ABOUT THIS TASK: All lines holding the word "book" in the listing below need to be copied.

RECORDS:
□ □ □

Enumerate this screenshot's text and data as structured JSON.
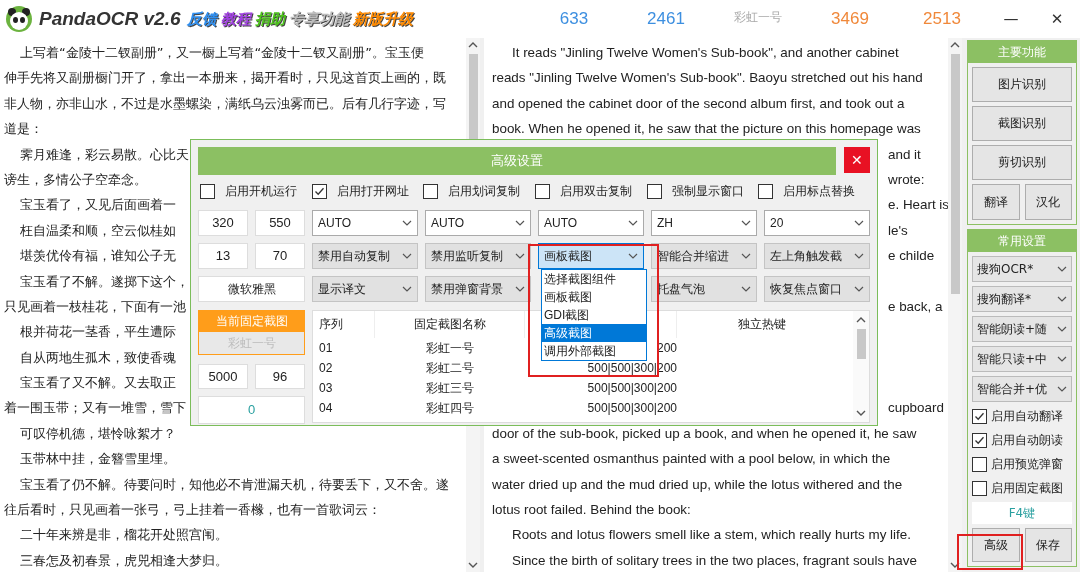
{
  "title_bar": {
    "app_name": "PandaOCR v2.6",
    "tags": [
      {
        "label": "反馈",
        "color": "#2f8ff0"
      },
      {
        "label": "教程",
        "color": "#a040e0"
      },
      {
        "label": "捐助",
        "color": "#4cc21a"
      },
      {
        "label": "专享功能",
        "color": "#bdbdbd"
      },
      {
        "label": "新版升级",
        "color": "#ff8a00"
      }
    ],
    "stats": [
      {
        "text": "633",
        "color": "#3d8fe0"
      },
      {
        "text": "2461",
        "color": "#3d8fe0"
      },
      {
        "text": "彩虹一号",
        "color": "#a8a8a8"
      },
      {
        "text": "3469",
        "color": "#f0883a"
      },
      {
        "text": "2513",
        "color": "#f0883a"
      }
    ],
    "minimize": "—",
    "close": "✕"
  },
  "left_text": {
    "lines": [
      {
        "text": "上写着“金陵十二钗副册”，又一橱上写着“金陵十二钗又副册”。宝玉便",
        "indent": true
      },
      {
        "text": "伸手先将又副册橱门开了，拿出一本册来，揭开看时，只见这首页上画的，既",
        "indent": false
      },
      {
        "text": "非人物，亦非山水，不过是水墨螺染，满纸乌云浊雾而已。后有几行字迹，写",
        "indent": false
      },
      {
        "text": "道是：",
        "indent": false
      },
      {
        "text": "霁月难逢，彩云易散。心比天",
        "indent": true
      },
      {
        "text": "谤生，多情公子空牵念。",
        "indent": false
      },
      {
        "text": "宝玉看了，又见后面画着一",
        "indent": true
      },
      {
        "text": "枉自温柔和顺，空云似桂如",
        "indent": true
      },
      {
        "text": "堪羡优伶有福，谁知公子无",
        "indent": true
      },
      {
        "text": "宝玉看了不解。遂掷下这个，",
        "indent": true
      },
      {
        "text": "只见画着一枝桂花，下面有一池",
        "indent": false
      },
      {
        "text": "根并荷花一茎香，平生遭际",
        "indent": true
      },
      {
        "text": "自从两地生孤木，致使香魂",
        "indent": true
      },
      {
        "text": "宝玉看了又不解。又去取正",
        "indent": true
      },
      {
        "text": "着一围玉带；又有一堆雪，雪下",
        "indent": false
      },
      {
        "text": "可叹停机德，堪怜咏絮才？",
        "indent": true
      },
      {
        "text": "玉带林中挂，金簪雪里埋。",
        "indent": true
      },
      {
        "text": "宝玉看了仍不解。待要问时，知他必不肯泄漏天机，待要丢下，又不舍。遂",
        "indent": true
      },
      {
        "text": "往后看时，只见画着一张弓，弓上挂着一香橼，也有一首歌词云：",
        "indent": false
      },
      {
        "text": "二十年来辨是非，榴花开处照宫闱。",
        "indent": true
      },
      {
        "text": "三春怎及初春景，虎兕相逢大梦归。",
        "indent": true
      }
    ]
  },
  "right_text": {
    "lines": [
      {
        "kind": "full",
        "text": "It reads \"Jinling Twelve Women's Sub-book\", and another cabinet",
        "indent": true
      },
      {
        "kind": "full",
        "text": "reads \"Jinling Twelve Women's Sub-book\". Baoyu stretched out his hand",
        "indent": false
      },
      {
        "kind": "full",
        "text": "and opened the cabinet door of the second album first, and took out a",
        "indent": false
      },
      {
        "kind": "full",
        "text": "book. When he opened it, he saw that the picture on this homepage was",
        "indent": false
      },
      {
        "kind": "clipped",
        "text": "and it",
        "indent": false
      },
      {
        "kind": "clipped",
        "text": "wrote:",
        "indent": false
      },
      {
        "kind": "clipped",
        "text": "e. Heart is",
        "indent": false
      },
      {
        "kind": "clipped",
        "text": "le's",
        "indent": false
      },
      {
        "kind": "clipped",
        "text": "e childe",
        "indent": false
      },
      {
        "kind": "covered"
      },
      {
        "kind": "clipped",
        "text": "e back, a",
        "indent": false
      },
      {
        "kind": "covered"
      },
      {
        "kind": "covered"
      },
      {
        "kind": "covered"
      },
      {
        "kind": "clipped",
        "text": "cupboard",
        "indent": false
      },
      {
        "kind": "full",
        "text": "door of the sub-book, picked up a book, and when he opened it, he saw",
        "indent": false
      },
      {
        "kind": "full",
        "text": "a sweet-scented osmanthus painted with a pool below, in which the",
        "indent": false
      },
      {
        "kind": "full",
        "text": "water dried up and the mud dried up, while the lotus withered and the",
        "indent": false
      },
      {
        "kind": "full",
        "text": "lotus root failed. Behind the book:",
        "indent": false
      },
      {
        "kind": "full",
        "text": "Roots and lotus flowers smell like a stem, which really hurts my life.",
        "indent": true
      },
      {
        "kind": "full",
        "text": "Since the birth of solitary trees in the two places, fragrant souls have",
        "indent": true
      }
    ]
  },
  "dialog": {
    "title": "高级设置",
    "close": "✕",
    "checkboxes": [
      {
        "label": "启用开机运行",
        "checked": false
      },
      {
        "label": "启用打开网址",
        "checked": true
      },
      {
        "label": "启用划词复制",
        "checked": false
      },
      {
        "label": "启用双击复制",
        "checked": false
      },
      {
        "label": "强制显示窗口",
        "checked": false
      },
      {
        "label": "启用标点替换",
        "checked": false
      }
    ],
    "rows": [
      {
        "fields": [
          "320",
          "550"
        ],
        "dropdowns": [
          {
            "kind": "select",
            "value": "AUTO"
          },
          {
            "kind": "select",
            "value": "AUTO"
          },
          {
            "kind": "select",
            "value": "AUTO"
          },
          {
            "kind": "select",
            "value": "ZH"
          },
          {
            "kind": "select",
            "value": "20"
          }
        ]
      },
      {
        "fields": [
          "13",
          "70"
        ],
        "dropdowns": [
          {
            "kind": "button",
            "value": "禁用自动复制"
          },
          {
            "kind": "button",
            "value": "禁用监听复制"
          },
          {
            "kind": "open",
            "value": "画板截图"
          },
          {
            "kind": "button",
            "value": "智能合并缩进"
          },
          {
            "kind": "button",
            "value": "左上角触发截"
          }
        ]
      },
      {
        "fields": [
          "微软雅黑"
        ],
        "dropdowns": [
          {
            "kind": "button",
            "value": "显示译文"
          },
          {
            "kind": "button",
            "value": "禁用弹窗背景"
          },
          {
            "kind": "covered"
          },
          {
            "kind": "button",
            "value": "托盘气泡"
          },
          {
            "kind": "button",
            "value": "恢复焦点窗口"
          }
        ]
      }
    ],
    "fixed_capture": {
      "button": "当前固定截图",
      "current": "彩虹一号"
    },
    "size_fields": [
      "5000",
      "96"
    ],
    "counter": "0",
    "table": {
      "columns": [
        {
          "kind": "label",
          "label": "序列"
        },
        {
          "kind": "label",
          "label": "固定截图名称"
        },
        {
          "kind": "covered"
        },
        {
          "kind": "label",
          "label": "独立热键"
        }
      ],
      "rows": [
        {
          "cells": [
            "01",
            "彩虹一号",
            "200"
          ]
        },
        {
          "cells": [
            "02",
            "彩虹二号",
            "500|500|300|200"
          ]
        },
        {
          "cells": [
            "03",
            "彩虹三号",
            "500|500|300|200"
          ]
        },
        {
          "cells": [
            "04",
            "彩虹四号",
            "500|500|300|200"
          ]
        }
      ]
    },
    "dropdown_list": {
      "options": [
        {
          "label": "选择截图组件",
          "selected": false
        },
        {
          "label": "画板截图",
          "selected": false
        },
        {
          "label": "GDI截图",
          "selected": false
        },
        {
          "label": "高级截图",
          "selected": true
        },
        {
          "label": "调用外部截图",
          "selected": false
        }
      ]
    }
  },
  "sidebar": {
    "main": {
      "title": "主要功能",
      "wide_buttons": [
        "图片识别",
        "截图识别",
        "剪切识别"
      ],
      "half_buttons": [
        "翻译",
        "汉化"
      ]
    },
    "settings": {
      "title": "常用设置",
      "dropdowns": [
        "搜狗OCR*",
        "搜狗翻译*",
        "智能朗读+随",
        "智能只读+中",
        "智能合并+优"
      ],
      "checkboxes": [
        {
          "label": "启用自动翻译",
          "checked": true
        },
        {
          "label": "启用自动朗读",
          "checked": true
        },
        {
          "label": "启用预览弹窗",
          "checked": false
        },
        {
          "label": "启用固定截图",
          "checked": false
        }
      ],
      "hotkey": "F4键",
      "buttons": [
        "高级",
        "保存"
      ]
    }
  }
}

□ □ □

RESULT:
        "text": "It reads \"Jinling Twelve Women's Sub-book\", and another cabinet",
        "text": "reads \"Jinling Twelve Women's Sub-book\". Baoyu stretched out his hand",
        "text": "book. When he opened it, he saw that the picture on this homepage was",
        "text": "door of the sub-book, picked up a book, and when he opened it, he saw",
        "text": "lotus root failed. Behind the book:",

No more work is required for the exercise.